Product hopping is a tactic brand name drug companies use to prevent generic competition by forcing patients to switch to new formulations of a drug, with new patents, often with little or no therapeutic difference.
These newer versions can be protected by new patents that effectively give Big Pharma companies new monopoly leases on old patent lives.
“Competition through state drug substitution laws is the only cost-efficient means of competing available to generic manufacturers.”New York Law Journal
Product hopping has sometimes been found to be anticompetitive.

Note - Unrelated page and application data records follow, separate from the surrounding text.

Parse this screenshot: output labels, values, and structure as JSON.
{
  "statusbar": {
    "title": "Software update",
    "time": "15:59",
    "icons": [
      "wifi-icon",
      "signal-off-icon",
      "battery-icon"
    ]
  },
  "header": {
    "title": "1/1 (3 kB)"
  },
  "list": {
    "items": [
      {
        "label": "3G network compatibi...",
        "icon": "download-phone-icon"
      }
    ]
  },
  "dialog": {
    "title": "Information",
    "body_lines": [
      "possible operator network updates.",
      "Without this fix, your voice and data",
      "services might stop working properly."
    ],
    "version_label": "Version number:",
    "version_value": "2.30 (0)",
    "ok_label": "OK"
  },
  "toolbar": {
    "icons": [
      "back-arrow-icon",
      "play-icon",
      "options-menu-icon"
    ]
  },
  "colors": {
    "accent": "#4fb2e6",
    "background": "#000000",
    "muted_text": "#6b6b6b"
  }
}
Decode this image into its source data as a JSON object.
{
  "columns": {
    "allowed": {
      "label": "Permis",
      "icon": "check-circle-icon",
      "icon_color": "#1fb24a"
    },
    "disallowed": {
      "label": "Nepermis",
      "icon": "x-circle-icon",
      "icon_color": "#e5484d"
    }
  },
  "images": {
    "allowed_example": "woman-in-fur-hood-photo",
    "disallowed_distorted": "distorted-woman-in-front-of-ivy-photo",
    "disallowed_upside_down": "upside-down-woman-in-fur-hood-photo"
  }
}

For example, the State of New York successfully challenged the forced switch of patients using the Alzheimer’s drug Namenda, saving patients $7.7 billion over 10 years.